LGBTQI people experience domestic violence regardless of age, class, disability, gender identity, caring responsibility, immigration status, race or religion. LGBTQI people can find it hard to talk about domestic violence. Acknowledging that any current or expartner or family member is an ‘abuser’ is hard, and this can be made harder by threats of ‘outing’ or because of fear of further isolation, but there are agencies and people who can help and support you.
Who is abused?
Any LGBT person can be abused regardless of gender, age, disability, nationality or background.
Domestic abuse can be physical, emotional, financial, or psychological.
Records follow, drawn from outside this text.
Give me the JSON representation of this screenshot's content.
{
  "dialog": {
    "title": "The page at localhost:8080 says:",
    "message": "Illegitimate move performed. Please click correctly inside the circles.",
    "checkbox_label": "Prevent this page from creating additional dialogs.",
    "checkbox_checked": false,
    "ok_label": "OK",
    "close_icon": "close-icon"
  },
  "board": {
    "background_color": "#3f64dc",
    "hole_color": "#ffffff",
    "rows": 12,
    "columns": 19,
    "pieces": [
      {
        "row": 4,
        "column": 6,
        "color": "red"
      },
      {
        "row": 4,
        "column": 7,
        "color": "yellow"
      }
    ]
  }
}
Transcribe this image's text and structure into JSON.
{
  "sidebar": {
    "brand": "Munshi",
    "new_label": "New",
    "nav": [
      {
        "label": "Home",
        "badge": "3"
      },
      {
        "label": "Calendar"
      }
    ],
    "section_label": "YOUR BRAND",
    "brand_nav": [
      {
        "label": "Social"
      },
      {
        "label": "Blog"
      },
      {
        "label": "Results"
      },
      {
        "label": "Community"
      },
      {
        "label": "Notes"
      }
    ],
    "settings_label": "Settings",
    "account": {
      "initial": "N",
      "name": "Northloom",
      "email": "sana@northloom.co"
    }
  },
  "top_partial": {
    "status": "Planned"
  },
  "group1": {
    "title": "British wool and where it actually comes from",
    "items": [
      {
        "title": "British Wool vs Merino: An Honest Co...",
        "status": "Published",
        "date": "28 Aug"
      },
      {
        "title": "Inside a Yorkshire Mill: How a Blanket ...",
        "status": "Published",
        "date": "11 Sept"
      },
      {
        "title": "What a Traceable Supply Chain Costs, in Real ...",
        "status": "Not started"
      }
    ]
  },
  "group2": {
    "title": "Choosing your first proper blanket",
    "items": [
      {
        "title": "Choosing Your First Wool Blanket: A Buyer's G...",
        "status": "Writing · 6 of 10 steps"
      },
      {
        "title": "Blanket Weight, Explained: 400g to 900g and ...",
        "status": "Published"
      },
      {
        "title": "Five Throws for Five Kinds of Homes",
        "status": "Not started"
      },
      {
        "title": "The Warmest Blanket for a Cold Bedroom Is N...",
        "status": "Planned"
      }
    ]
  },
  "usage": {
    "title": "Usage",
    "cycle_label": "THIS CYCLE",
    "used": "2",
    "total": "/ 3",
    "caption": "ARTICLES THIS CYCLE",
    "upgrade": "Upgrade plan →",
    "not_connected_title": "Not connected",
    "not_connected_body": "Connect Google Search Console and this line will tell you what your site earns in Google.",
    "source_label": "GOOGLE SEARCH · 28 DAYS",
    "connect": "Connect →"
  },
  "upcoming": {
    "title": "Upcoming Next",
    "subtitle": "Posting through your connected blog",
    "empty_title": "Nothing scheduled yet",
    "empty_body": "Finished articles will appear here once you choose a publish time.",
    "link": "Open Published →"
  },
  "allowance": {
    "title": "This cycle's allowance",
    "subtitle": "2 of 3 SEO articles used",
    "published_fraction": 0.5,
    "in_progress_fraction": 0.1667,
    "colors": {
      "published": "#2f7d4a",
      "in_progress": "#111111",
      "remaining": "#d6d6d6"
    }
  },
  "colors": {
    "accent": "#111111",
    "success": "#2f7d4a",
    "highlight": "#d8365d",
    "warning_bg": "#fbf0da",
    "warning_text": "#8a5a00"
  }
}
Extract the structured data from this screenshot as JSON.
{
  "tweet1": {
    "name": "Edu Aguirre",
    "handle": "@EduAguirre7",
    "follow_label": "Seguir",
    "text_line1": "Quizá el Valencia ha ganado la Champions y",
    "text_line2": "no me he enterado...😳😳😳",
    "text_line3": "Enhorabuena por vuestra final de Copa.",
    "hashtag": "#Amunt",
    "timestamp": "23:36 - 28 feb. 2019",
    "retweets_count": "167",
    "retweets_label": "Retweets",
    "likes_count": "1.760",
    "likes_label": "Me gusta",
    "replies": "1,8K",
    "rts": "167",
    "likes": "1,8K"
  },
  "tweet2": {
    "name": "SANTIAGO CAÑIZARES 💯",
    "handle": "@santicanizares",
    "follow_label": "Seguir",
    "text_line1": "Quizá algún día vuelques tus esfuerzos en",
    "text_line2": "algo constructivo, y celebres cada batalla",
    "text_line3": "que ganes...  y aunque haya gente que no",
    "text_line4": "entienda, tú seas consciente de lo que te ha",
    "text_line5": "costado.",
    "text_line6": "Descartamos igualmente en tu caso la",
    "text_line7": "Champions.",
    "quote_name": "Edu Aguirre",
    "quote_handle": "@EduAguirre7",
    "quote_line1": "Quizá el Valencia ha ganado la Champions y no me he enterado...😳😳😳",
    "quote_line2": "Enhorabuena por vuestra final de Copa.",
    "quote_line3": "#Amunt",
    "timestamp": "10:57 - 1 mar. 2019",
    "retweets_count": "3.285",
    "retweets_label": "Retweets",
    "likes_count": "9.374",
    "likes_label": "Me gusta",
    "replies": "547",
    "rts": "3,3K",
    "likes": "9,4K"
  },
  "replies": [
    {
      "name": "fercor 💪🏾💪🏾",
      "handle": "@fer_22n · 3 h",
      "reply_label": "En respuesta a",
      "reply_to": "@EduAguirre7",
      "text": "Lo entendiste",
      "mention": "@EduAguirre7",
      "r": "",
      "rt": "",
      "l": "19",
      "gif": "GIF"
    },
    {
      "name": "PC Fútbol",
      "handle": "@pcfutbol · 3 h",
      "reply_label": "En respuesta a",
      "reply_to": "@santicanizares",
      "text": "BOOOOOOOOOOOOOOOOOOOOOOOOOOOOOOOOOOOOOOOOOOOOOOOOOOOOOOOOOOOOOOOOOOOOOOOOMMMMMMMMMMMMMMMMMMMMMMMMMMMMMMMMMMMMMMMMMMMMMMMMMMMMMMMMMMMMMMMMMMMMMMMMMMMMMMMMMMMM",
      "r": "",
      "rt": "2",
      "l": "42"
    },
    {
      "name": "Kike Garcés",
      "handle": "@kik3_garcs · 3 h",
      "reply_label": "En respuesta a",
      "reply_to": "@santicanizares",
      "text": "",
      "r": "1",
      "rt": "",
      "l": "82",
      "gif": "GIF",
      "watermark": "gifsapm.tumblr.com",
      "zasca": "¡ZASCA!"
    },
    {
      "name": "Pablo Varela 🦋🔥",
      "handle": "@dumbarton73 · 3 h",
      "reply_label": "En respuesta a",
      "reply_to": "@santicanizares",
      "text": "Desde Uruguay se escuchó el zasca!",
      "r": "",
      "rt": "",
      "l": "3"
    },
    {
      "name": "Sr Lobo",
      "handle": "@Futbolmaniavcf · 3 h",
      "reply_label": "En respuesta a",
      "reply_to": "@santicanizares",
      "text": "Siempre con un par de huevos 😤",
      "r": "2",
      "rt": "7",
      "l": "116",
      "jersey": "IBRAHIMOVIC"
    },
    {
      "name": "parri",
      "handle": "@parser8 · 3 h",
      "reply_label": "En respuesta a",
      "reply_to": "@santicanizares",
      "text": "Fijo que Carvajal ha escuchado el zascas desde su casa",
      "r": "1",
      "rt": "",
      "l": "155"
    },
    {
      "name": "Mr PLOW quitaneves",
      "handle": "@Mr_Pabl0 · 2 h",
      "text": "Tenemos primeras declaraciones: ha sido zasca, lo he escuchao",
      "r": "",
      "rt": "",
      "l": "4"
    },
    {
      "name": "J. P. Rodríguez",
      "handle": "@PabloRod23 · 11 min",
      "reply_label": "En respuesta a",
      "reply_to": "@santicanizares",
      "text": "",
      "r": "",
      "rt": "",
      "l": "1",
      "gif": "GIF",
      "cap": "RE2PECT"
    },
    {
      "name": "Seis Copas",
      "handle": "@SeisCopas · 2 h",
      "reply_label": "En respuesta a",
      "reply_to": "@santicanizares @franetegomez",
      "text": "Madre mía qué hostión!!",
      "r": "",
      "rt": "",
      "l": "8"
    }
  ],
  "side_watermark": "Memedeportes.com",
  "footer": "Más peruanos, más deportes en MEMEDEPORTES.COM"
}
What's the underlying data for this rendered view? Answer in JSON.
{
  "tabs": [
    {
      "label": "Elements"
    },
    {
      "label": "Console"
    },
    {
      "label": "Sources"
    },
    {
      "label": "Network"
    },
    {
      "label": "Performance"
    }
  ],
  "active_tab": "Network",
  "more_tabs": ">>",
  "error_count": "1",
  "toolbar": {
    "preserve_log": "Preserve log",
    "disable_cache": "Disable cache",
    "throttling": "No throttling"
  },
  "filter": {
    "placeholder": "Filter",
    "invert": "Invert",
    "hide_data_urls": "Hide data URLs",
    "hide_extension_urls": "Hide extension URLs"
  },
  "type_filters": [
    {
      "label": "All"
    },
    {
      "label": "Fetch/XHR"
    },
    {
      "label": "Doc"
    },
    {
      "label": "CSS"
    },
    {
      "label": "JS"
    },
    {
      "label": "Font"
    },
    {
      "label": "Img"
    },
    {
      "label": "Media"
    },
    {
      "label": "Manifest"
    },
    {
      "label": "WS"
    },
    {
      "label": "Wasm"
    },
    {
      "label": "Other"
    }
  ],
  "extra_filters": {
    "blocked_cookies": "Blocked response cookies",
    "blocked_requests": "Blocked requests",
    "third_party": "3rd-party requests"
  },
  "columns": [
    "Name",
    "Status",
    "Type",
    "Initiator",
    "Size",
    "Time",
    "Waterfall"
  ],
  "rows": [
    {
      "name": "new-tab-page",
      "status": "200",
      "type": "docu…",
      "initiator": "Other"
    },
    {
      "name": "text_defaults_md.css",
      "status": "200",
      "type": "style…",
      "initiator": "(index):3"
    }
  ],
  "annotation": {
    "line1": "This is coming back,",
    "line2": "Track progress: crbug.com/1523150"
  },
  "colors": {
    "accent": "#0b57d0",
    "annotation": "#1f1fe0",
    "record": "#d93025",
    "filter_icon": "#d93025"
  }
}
Sexual abuse is often a part of domestic abuse.
You are being abused if your partner/expartner/boyfriend/girlfriend/family member does any of the following:
- Constantly criticises your appearance, undermines your decisions and opinions
- Undermines and belittles your sexual orientation, or questions your identity
- Threatens to ‘out’ you to your family, friends, partners, colleagues, and neighbours
- Is jealous and possessive and continually accuses you of being unfaithful
- Controls how you express yourself as an LGBT person, or forces you to ‘act straight’
- Threatens to take custody of your children or prevent you from seeing them
Thrive welcomes call from everyone who is experiencing abuse but there are other organisations that can also help:
The LGBT Domestic Violence Charity
Stonewall campaigns for the equality of lesbian, gay, bisexual and trans people across Britain.
The Safter Wales Dyn project provides support to Heterosexual, Gay, Bisexual and Trans men who areexperiencing Domestic Abuse from a partner.
Thrive currently supports male victims of abuse through its Domestic Abuse Family Service.
Our domestic abuse family service offers a suite of specialist, targeted and age appropriate interventions and programmes that are family focused and offer choice for families.
The service aims to assess the family dynamic, identifying the primary perpetrators of abuse and offer a bespoke package of support to the whole family. A multi-disciplined approach is used to seek positive behaviour change in perpetrators, or those displaying unhealthy relationship behaviours, at the same time as offering support to victims and their children.
If you are a single male victim of domestic abuse we can help you find support through the following agencies:
Free and confidential support to men who are experiencing domestic abuse from a partner.
Respect is the UK membership organisation for work with Domestic Abuse perpetrators, male victims and young people.